Scrum is founded on empirical process control theory, or empiricism. Empiricism asserts that knowledge comes from experience and making decisions based on what is known. Scrum employs an iterative, incremental approach to optimize predictability and control risk.
Three pillars uphold every implementation of empirical process control: transparency, inspection, and adaptation.
Significant aspects of the process must be visible to those responsible for the outcome. Transparency requires those aspects be defined by a common standard so observers share a common understanding of what is being seen.
- A common language referring to the process must be shared by all participants; and,

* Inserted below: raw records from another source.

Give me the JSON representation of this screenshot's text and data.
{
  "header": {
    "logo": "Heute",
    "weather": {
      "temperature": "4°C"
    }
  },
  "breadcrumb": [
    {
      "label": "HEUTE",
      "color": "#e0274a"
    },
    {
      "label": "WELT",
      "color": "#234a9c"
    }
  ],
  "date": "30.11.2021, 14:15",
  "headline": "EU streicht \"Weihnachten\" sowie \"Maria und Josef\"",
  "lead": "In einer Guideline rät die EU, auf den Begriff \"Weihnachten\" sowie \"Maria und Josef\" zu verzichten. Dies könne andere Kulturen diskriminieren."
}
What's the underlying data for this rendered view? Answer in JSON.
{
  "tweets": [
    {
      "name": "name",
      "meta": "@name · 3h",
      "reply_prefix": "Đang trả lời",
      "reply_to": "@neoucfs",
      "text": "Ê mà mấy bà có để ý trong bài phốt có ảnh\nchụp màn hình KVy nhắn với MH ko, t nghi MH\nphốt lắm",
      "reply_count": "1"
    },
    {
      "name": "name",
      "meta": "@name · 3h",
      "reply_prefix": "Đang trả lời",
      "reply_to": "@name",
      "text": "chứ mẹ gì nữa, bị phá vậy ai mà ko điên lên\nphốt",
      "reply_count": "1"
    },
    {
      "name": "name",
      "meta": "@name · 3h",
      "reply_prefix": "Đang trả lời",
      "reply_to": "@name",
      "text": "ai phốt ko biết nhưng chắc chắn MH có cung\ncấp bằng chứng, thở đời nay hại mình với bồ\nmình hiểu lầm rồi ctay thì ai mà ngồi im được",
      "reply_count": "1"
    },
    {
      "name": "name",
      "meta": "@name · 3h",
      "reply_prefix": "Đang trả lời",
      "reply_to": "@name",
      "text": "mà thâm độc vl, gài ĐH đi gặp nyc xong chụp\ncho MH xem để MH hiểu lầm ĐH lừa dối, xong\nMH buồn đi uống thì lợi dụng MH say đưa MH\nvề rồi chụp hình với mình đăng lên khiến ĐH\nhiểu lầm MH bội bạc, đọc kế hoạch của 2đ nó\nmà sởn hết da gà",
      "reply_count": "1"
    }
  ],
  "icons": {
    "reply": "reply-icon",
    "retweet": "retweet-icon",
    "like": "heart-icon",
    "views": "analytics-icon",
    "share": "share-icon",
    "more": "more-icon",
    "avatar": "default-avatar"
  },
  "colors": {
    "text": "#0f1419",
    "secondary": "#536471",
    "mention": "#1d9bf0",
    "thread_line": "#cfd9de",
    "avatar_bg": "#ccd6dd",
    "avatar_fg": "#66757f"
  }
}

- Those performing the work and those accepting the work product must share a common definition of “Done”.
Scrum users must frequently inspect Scrum artifacts and progress toward a Sprint Goal to detect undesirable variances. Their inspection should not be so frequent that inspection gets in the way of the work. Inspections are most beneficial when diligently performed by skilled inspectors at the point of work.
If an inspector determines that one or more aspects of a process deviate outside acceptable limits, and that the resulting product will be unacceptable, the process or the material being processed must be adjusted. An adjustment must be made as soon as possible to minimize further deviation.
Scrum prescribes four formal events for inspection and adaptation, as described in the Scrum Events section of this document:
- Sprint Planning
- Daily Scrum
- Sprint Review
- Sprint Retrospective